**ABOUT THIS EXERCISE**. Return the lines of the data below in which the string "没货不是我说的" occurs.

**DATA**.

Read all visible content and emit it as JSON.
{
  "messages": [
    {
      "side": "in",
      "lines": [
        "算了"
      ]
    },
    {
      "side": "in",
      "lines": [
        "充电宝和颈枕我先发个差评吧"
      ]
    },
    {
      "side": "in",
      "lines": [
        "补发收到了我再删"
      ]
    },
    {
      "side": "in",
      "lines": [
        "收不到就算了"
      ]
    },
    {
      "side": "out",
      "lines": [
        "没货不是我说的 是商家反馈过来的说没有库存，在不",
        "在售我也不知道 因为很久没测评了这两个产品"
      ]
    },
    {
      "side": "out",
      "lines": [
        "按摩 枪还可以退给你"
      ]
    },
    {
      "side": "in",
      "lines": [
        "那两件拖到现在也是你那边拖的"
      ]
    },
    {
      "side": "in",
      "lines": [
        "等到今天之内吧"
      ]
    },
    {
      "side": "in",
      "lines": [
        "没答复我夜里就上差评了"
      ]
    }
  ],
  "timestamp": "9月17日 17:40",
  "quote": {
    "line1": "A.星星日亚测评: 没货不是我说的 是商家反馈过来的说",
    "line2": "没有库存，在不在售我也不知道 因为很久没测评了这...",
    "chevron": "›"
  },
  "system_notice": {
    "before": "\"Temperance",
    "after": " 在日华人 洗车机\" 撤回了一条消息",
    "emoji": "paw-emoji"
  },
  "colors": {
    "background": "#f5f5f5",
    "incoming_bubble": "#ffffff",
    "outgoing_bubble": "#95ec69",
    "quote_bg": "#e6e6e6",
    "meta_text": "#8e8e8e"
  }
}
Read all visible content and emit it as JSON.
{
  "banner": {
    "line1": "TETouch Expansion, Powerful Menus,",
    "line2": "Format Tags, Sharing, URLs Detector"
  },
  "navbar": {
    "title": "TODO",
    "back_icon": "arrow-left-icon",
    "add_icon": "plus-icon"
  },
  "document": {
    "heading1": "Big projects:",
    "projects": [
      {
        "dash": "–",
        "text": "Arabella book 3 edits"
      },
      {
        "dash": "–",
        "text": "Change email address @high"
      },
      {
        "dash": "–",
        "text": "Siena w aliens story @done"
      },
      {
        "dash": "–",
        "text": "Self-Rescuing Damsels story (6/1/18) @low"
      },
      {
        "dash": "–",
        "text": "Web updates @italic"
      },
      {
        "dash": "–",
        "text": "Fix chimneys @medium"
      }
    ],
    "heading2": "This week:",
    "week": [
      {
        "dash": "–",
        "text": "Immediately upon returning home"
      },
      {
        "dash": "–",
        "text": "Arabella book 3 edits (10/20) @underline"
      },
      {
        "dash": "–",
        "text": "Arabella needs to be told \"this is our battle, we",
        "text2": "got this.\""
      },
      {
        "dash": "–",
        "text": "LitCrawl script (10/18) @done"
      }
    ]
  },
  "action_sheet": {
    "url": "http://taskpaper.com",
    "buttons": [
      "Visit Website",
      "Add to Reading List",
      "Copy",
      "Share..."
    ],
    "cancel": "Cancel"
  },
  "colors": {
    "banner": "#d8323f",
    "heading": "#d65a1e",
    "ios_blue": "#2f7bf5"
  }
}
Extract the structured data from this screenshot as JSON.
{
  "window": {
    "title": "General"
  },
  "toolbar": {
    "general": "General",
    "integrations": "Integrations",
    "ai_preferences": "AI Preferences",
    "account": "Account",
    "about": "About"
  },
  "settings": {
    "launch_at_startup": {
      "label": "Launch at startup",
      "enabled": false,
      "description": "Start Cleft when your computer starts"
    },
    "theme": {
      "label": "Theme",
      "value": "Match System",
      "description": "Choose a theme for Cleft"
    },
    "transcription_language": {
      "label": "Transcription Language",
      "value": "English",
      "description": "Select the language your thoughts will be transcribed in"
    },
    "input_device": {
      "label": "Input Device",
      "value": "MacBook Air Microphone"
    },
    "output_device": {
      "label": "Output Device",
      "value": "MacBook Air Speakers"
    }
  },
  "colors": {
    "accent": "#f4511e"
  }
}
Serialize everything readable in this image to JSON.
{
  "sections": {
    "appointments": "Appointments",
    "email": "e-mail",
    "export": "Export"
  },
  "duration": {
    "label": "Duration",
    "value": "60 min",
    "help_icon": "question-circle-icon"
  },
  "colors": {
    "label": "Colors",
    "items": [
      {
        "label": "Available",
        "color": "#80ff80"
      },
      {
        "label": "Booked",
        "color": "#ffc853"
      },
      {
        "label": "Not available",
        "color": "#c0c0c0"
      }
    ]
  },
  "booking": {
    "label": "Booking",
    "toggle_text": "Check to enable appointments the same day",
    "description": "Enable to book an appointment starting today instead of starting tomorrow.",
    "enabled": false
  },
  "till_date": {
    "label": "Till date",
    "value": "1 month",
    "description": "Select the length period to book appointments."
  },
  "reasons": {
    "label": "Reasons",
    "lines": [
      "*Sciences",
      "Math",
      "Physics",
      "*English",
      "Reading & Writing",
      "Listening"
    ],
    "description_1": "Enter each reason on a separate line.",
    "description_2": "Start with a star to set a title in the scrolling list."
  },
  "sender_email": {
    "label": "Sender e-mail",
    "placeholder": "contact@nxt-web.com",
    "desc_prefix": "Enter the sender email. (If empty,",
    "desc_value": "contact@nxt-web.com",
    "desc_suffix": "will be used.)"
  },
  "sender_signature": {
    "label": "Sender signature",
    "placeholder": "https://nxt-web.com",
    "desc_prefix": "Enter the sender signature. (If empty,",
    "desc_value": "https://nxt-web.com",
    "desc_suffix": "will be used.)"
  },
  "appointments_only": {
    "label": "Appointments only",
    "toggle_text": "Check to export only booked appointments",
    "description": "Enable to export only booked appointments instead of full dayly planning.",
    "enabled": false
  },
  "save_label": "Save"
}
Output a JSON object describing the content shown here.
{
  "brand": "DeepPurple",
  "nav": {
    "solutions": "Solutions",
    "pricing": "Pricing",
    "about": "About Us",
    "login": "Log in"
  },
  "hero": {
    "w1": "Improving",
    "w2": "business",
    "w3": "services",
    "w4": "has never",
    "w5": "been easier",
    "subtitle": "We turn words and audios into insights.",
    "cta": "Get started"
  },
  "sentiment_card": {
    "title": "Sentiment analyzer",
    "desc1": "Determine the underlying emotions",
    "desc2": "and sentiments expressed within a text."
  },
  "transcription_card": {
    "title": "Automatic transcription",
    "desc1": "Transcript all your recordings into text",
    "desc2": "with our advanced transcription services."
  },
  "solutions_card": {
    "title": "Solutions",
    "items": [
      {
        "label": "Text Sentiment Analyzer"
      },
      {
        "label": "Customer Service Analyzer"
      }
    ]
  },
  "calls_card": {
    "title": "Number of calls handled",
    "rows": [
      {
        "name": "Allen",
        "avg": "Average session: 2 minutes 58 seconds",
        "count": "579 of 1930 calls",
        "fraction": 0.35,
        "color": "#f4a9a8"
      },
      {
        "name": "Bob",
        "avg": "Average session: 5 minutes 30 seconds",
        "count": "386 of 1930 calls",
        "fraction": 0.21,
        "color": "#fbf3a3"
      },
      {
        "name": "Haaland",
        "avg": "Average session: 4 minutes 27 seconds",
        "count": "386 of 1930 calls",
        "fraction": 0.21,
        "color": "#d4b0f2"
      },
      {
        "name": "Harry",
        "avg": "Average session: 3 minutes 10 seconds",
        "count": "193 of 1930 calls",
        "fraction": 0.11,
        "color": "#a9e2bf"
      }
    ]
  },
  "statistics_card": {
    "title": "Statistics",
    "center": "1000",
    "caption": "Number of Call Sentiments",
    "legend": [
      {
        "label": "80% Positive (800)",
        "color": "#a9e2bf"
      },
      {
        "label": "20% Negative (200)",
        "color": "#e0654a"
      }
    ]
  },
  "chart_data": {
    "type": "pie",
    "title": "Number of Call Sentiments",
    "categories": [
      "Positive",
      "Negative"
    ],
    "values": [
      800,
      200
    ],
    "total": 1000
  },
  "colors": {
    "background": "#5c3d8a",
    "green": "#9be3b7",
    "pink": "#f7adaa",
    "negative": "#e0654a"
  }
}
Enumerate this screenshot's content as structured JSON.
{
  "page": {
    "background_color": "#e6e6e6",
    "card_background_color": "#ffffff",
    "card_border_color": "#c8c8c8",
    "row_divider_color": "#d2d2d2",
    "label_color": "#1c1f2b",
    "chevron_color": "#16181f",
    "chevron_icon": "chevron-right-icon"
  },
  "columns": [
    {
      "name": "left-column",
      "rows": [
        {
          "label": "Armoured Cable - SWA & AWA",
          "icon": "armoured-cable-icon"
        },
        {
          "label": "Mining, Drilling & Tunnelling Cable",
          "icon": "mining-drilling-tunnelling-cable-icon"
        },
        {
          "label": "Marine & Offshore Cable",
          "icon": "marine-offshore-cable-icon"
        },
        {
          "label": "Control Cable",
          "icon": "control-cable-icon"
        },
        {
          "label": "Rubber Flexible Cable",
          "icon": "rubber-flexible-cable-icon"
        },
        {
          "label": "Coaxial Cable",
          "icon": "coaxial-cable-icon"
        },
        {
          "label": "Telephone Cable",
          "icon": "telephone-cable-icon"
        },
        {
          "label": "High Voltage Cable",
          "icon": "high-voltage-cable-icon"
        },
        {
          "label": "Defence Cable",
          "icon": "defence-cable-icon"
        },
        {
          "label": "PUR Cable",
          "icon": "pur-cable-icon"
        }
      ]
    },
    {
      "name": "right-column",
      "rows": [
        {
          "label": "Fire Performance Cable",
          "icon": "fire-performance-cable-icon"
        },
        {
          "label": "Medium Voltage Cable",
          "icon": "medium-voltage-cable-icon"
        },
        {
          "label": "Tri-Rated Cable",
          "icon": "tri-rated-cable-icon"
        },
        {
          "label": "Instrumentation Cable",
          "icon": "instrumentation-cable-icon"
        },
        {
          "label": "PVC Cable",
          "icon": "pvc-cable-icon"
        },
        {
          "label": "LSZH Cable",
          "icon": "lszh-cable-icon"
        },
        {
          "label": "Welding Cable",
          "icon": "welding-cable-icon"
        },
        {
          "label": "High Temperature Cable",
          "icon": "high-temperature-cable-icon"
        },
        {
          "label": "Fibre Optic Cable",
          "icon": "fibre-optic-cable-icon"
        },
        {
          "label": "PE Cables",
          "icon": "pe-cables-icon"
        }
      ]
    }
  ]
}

**YOUR SOLUTION**.
        "没货不是我说的 是商家反馈过来的说没有库存，在不",
    "line1": "A.星星日亚测评: 没货不是我说的 是商家反馈过来的说",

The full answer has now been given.